• Data provided
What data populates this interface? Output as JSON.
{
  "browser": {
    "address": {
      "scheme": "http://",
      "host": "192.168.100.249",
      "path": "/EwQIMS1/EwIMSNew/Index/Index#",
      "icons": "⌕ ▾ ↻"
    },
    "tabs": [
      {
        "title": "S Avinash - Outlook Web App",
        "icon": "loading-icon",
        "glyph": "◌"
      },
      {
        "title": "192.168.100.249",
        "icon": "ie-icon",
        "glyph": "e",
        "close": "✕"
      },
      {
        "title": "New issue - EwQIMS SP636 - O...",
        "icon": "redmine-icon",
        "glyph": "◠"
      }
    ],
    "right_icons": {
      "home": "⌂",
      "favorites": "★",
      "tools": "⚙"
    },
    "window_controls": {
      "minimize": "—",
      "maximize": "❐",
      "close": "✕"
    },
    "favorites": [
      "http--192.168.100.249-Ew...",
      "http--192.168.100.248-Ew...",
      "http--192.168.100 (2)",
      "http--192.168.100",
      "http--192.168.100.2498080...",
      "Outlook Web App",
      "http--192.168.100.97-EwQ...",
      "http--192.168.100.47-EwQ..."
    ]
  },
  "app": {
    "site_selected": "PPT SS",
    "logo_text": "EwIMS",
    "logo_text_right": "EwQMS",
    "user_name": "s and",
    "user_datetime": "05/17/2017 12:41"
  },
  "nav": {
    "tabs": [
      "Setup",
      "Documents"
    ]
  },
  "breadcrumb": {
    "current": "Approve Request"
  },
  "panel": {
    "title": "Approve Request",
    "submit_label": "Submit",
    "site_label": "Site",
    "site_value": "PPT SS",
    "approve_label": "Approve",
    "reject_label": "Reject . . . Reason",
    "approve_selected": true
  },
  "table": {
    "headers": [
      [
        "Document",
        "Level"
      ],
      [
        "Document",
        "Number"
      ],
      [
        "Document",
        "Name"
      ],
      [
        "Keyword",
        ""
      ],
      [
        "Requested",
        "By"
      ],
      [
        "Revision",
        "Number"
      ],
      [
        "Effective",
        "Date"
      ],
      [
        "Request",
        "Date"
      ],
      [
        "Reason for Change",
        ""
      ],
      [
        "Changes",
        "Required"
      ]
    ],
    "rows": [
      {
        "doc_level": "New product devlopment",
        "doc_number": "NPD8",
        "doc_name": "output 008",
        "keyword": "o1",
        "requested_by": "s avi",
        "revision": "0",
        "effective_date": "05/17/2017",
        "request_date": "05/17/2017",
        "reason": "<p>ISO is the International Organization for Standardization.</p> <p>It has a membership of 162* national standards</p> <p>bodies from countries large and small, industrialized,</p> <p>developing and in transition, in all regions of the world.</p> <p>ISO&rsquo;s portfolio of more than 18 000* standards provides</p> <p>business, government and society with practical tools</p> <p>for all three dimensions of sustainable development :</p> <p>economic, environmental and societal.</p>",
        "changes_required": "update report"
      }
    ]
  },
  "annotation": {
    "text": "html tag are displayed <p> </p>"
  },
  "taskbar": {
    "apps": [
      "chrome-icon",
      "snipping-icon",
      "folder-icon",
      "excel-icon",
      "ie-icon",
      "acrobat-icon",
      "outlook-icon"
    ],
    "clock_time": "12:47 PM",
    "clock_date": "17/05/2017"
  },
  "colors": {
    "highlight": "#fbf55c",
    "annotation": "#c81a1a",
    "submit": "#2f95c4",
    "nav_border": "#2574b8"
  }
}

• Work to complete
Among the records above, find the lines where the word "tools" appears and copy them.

• Answer to this exercise
      "tools": "⚙"
        "reason": "<p>ISO is the International Organization for Standardization.</p> <p>It has a membership of 162* national standards</p> <p>bodies from countries large and small, industrialized,</p> <p>developing and in transition, in all regions of the world.</p> <p>ISO&rsquo;s portfolio of more than 18 000* standards provides</p> <p>business, government and society with practical tools</p> <p>for all three dimensions of sustainable development :</p> <p>economic, environmental and societal.</p>",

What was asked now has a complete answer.